The Dead Sea Scrolls: A Historic Discovery
The Importance of the Great Isaiah Scroll
Among the treasures of the Dead Sea Scrolls lies the Great Isaiah Scroll. This precious relic provides an almost complete version of the Book of Isaiah, solidifying its historical relevance.
Authenticity and Timeline
Dated back to the 2nd century BC, the Great Isaiah Scroll offers an unparalleled glimpse into ancient scriptures, holding firm in its authenticity.
Location of the Isaiah Scroll
The Isaiah Scroll is currently housed in the Israel Museum in Jerusalem, specifically in the Shrine of the Book. This specially designed structure was created to showcase the most important of the Dead Sea Scrolls, along with other rare and ancient manuscripts.
The Shrine of the Book uses a symbolic architectural style. Its white dome is reminiscent of the lids of the jars in which the scrolls were found, while the dark wall and corridor represent the adversity faced by the community that preserved the scrolls. The Isaiah Scroll, along with other key scrolls, is displayed in the main hall, maintained under specific conditions to ensure its preservation
Drawing Parallels: Isaiah 53 & New Testament
The Messiah’s Sufferings
Isaiah 53:7 prophesies, “He was oppressed and afflicted, yet he did not open his mouth; he was led like a lamb to the slaughter, and as a sheep before its shearers is silent, so he did not open his mouth.” This mirrors the New Testament narrative: “But Jesus remained silent.” (Matthew 26:63)
The Messiah’s Redemption
Isaiah’s text continues, “After he has suffered, he will see the light of life and be satisfied.” (Isaiah 53:11) Echoed in the resurrection, as described in Luke 24:46, “He told them, ‘This is what is written: The Messiah will suffer and rise from the dead on the third day.’”
Implications for Christian Faith
Unifying Old and New Testaments
Isaiah’s prophecies and their New Testament fulfillments weave a cohesive tapestry, illustrating the divinely orchestrated plan spanning both testaments.
Strengthening Belief through Textual Consistency
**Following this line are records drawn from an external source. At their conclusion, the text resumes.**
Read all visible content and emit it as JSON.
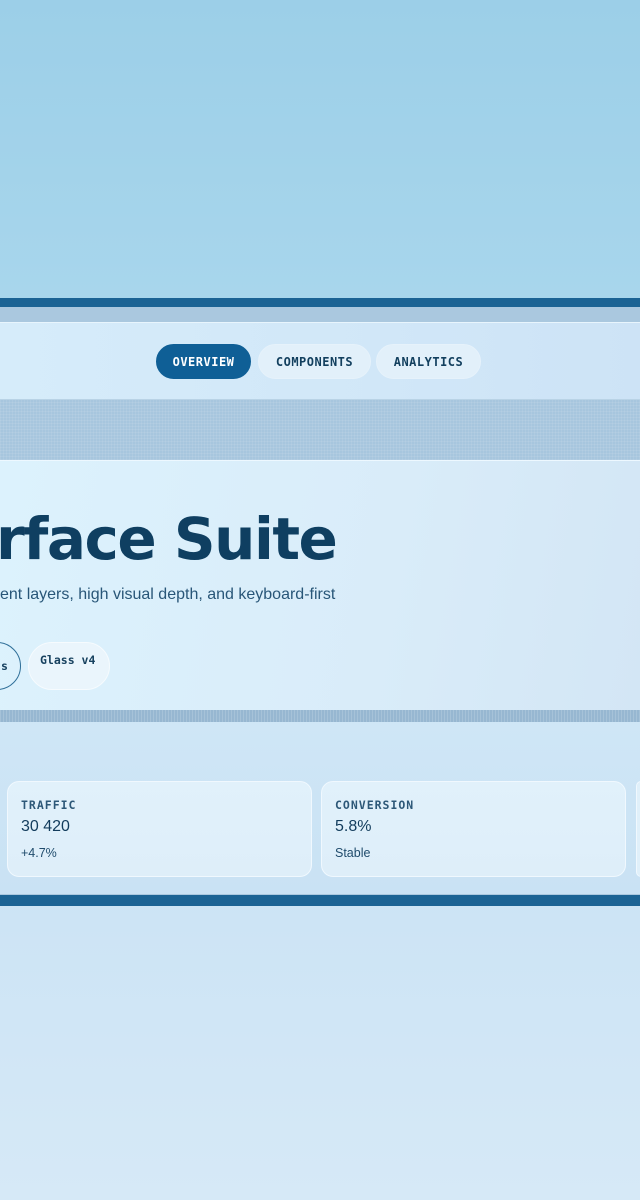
{
  "nav": {
    "tabs": [
      {
        "label": "OVERVIEW",
        "active": true
      },
      {
        "label": "COMPONENTS",
        "active": false
      },
      {
        "label": "ANALYTICS",
        "active": false
      }
    ]
  },
  "hero": {
    "title": "rface Suite",
    "subtitle": "ent layers, high visual depth, and keyboard-first",
    "pills": [
      {
        "label": "s"
      },
      {
        "label": "Glass v4"
      }
    ]
  },
  "stats": [
    {
      "label": "TRAFFIC",
      "value": "30 420",
      "note": "+4.7%"
    },
    {
      "label": "CONVERSION",
      "value": "5.8%",
      "note": "Stable"
    }
  ],
  "colors": {
    "accent": "#0f5f96",
    "frame": "#1b6394",
    "text": "#0f3f61"
  }
}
The congruence between Isaiah and New Testament writings, especially when supported by ancient documents like the Dead Sea Scrolls, fortifies Christian belief in scriptural truth and integrity.
The connection between Isaiah 53 and the New Testament, anchored by the Dead Sea Scrolls, solidifies the divine narrative spanning centuries, enriching our understanding of Christ’s life, death, and resurrection.
- How significant is Isaiah 53 for Christian theology?
- Central. It’s seen as a foretelling of Jesus’ sacrifice for humanity’s sins.
- What are the Dead Sea Scrolls?
- Ancient Jewish texts discovered between 1947-1956 near the Dead Sea, providing invaluable insights into early scriptures.
- How does the Great Isaiah Scroll enhance Christian faith?
- It offers the oldest version of Isaiah (1000 years older than the previous Hebrew manuscripts) validating the text’s continuity and authenticity.
- What is the connection between Isaiah 53 and Jesus?
- Isaiah 53’s “suffering servant” is known by Christians as a prophecy of Jesus’ life, crucifixion, and resurrection.
- Do other Old Testament prophecies relate to Jesus?
- Yes, many passages are seen as messianic prophecies pointing to Jesus, further explored in New Testament writings.